■ Brief: Print the data exactly as it is given, please.

START Data for this exercise

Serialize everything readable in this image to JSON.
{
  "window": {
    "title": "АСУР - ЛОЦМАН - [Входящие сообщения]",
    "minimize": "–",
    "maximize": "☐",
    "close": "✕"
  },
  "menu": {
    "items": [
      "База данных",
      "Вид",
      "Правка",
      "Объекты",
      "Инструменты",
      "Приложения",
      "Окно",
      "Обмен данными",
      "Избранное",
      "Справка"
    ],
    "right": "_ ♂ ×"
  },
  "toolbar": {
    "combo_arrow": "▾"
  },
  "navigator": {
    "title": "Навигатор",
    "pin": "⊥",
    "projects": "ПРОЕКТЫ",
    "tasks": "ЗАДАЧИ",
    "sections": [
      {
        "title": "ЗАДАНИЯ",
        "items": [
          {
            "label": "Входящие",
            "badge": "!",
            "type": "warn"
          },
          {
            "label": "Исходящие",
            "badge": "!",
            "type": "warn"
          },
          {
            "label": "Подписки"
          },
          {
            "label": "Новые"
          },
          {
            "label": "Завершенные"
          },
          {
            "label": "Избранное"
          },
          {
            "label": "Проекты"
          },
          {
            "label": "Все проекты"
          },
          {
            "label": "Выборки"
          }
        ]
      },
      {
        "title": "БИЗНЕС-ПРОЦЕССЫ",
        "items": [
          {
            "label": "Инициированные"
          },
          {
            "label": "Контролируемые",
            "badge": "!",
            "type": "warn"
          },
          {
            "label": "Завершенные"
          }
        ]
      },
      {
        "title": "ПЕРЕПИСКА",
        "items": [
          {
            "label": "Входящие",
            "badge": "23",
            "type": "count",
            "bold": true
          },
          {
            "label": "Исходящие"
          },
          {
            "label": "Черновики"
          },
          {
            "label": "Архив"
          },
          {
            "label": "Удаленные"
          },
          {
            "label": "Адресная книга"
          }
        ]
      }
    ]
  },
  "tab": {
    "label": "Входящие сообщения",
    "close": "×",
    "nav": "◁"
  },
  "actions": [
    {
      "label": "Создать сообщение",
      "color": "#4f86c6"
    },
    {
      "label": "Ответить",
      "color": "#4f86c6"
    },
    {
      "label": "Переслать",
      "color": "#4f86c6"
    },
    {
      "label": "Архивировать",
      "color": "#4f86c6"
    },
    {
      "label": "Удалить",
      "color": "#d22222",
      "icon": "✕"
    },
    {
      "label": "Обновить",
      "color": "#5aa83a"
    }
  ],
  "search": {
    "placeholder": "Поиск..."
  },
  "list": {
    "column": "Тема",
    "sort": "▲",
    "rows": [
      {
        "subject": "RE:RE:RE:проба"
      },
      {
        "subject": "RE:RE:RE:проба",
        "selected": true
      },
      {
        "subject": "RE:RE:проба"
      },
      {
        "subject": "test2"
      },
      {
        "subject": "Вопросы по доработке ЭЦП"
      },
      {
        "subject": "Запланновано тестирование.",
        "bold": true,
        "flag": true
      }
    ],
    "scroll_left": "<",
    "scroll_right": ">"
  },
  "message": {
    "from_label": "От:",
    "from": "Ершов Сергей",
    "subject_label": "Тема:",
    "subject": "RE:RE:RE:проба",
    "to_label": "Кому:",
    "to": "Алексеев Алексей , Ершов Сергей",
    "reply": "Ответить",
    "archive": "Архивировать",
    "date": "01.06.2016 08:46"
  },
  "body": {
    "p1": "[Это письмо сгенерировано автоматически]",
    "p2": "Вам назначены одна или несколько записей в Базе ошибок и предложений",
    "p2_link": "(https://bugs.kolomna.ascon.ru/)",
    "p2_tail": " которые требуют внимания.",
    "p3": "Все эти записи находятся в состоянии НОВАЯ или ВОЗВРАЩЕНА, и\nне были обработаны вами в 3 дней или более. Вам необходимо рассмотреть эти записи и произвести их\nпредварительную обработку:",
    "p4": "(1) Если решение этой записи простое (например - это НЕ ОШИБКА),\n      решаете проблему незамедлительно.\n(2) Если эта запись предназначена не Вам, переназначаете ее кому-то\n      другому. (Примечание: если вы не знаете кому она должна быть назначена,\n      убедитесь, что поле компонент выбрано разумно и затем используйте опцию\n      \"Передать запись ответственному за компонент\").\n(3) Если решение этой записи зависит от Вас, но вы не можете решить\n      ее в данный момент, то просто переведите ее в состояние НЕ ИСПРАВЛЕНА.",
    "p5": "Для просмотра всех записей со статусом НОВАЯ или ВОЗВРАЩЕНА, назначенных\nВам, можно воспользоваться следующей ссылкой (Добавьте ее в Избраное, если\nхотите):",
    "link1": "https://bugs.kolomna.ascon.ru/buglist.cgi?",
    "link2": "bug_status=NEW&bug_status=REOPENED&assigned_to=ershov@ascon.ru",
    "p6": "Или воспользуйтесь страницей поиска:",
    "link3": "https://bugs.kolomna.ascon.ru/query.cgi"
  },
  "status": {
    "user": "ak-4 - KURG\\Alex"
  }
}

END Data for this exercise

■ Written solution:
Serialize everything readable in this image to JSON.
{
  "window": {
    "title": "АСУР - ЛОЦМАН - [Входящие сообщения]",
    "minimize": "–",
    "maximize": "☐",
    "close": "✕"
  },
  "menu": {
    "items": [
      "База данных",
      "Вид",
      "Правка",
      "Объекты",
      "Инструменты",
      "Приложения",
      "Окно",
      "Обмен данными",
      "Избранное",
      "Справка"
    ],
    "right": "_ ♂ ×"
  },
  "toolbar": {
    "combo_arrow": "▾"
  },
  "navigator": {
    "title": "Навигатор",
    "pin": "⊥",
    "projects": "ПРОЕКТЫ",
    "tasks": "ЗАДАЧИ",
    "sections": [
      {
        "title": "ЗАДАНИЯ",
        "items": [
          {
            "label": "Входящие",
            "badge": "!",
            "type": "warn"
          },
          {
            "label": "Исходящие",
            "badge": "!",
            "type": "warn"
          },
          {
            "label": "Подписки"
          },
          {
            "label": "Новые"
          },
          {
            "label": "Завершенные"
          },
          {
            "label": "Избранное"
          },
          {
            "label": "Проекты"
          },
          {
            "label": "Все проекты"
          },
          {
            "label": "Выборки"
          }
        ]
      },
      {
        "title": "БИЗНЕС-ПРОЦЕССЫ",
        "items": [
          {
            "label": "Инициированные"
          },
          {
            "label": "Контролируемые",
            "badge": "!",
            "type": "warn"
          },
          {
            "label": "Завершенные"
          }
        ]
      },
      {
        "title": "ПЕРЕПИСКА",
        "items": [
          {
            "label": "Входящие",
            "badge": "23",
            "type": "count",
            "bold": true
          },
          {
            "label": "Исходящие"
          },
          {
            "label": "Черновики"
          },
          {
            "label": "Архив"
          },
          {
            "label": "Удаленные"
          },
          {
            "label": "Адресная книга"
          }
        ]
      }
    ]
  },
  "tab": {
    "label": "Входящие сообщения",
    "close": "×",
    "nav": "◁"
  },
  "actions": [
    {
      "label": "Создать сообщение",
      "color": "#4f86c6"
    },
    {
      "label": "Ответить",
      "color": "#4f86c6"
    },
    {
      "label": "Переслать",
      "color": "#4f86c6"
    },
    {
      "label": "Архивировать",
      "color": "#4f86c6"
    },
    {
      "label": "Удалить",
      "color": "#d22222",
      "icon": "✕"
    },
    {
      "label": "Обновить",
      "color": "#5aa83a"
    }
  ],
  "search": {
    "placeholder": "Поиск..."
  },
  "list": {
    "column": "Тема",
    "sort": "▲",
    "rows": [
      {
        "subject": "RE:RE:RE:проба"
      },
      {
        "subject": "RE:RE:RE:проба",
        "selected": true
      },
      {
        "subject": "RE:RE:проба"
      },
      {
        "subject": "test2"
      },
      {
        "subject": "Вопросы по доработке ЭЦП"
      },
      {
        "subject": "Запланновано тестирование.",
        "bold": true,
        "flag": true
      }
    ],
    "scroll_left": "<",
    "scroll_right": ">"
  },
  "message": {
    "from_label": "От:",
    "from": "Ершов Сергей",
    "subject_label": "Тема:",
    "subject": "RE:RE:RE:проба",
    "to_label": "Кому:",
    "to": "Алексеев Алексей , Ершов Сергей",
    "reply": "Ответить",
    "archive": "Архивировать",
    "date": "01.06.2016 08:46"
  },
  "body": {
    "p1": "[Это письмо сгенерировано автоматически]",
    "p2": "Вам назначены одна или несколько записей в Базе ошибок и предложений",
    "p2_link": "(https://bugs.kolomna.ascon.ru/)",
    "p2_tail": " которые требуют внимания.",
    "p3": "Все эти записи находятся в состоянии НОВАЯ или ВОЗВРАЩЕНА, и\nне были обработаны вами в 3 дней или более. Вам необходимо рассмотреть эти записи и произвести их\nпредварительную обработку:",
    "p4": "(1) Если решение этой записи простое (например - это НЕ ОШИБКА),\n      решаете проблему незамедлительно.\n(2) Если эта запись предназначена не Вам, переназначаете ее кому-то\n      другому. (Примечание: если вы не знаете кому она должна быть назначена,\n      убедитесь, что поле компонент выбрано разумно и затем используйте опцию\n      \"Передать запись ответственному за компонент\").\n(3) Если решение этой записи зависит от Вас, но вы не можете решить\n      ее в данный момент, то просто переведите ее в состояние НЕ ИСПРАВЛЕНА.",
    "p5": "Для просмотра всех записей со статусом НОВАЯ или ВОЗВРАЩЕНА, назначенных\nВам, можно воспользоваться следующей ссылкой (Добавьте ее в Избраное, если\nхотите):",
    "link1": "https://bugs.kolomna.ascon.ru/buglist.cgi?",
    "link2": "bug_status=NEW&bug_status=REOPENED&assigned_to=ershov@ascon.ru",
    "p6": "Или воспользуйтесь страницей поиска:",
    "link3": "https://bugs.kolomna.ascon.ru/query.cgi"
  },
  "status": {
    "user": "ak-4 - KURG\\Alex"
  }
}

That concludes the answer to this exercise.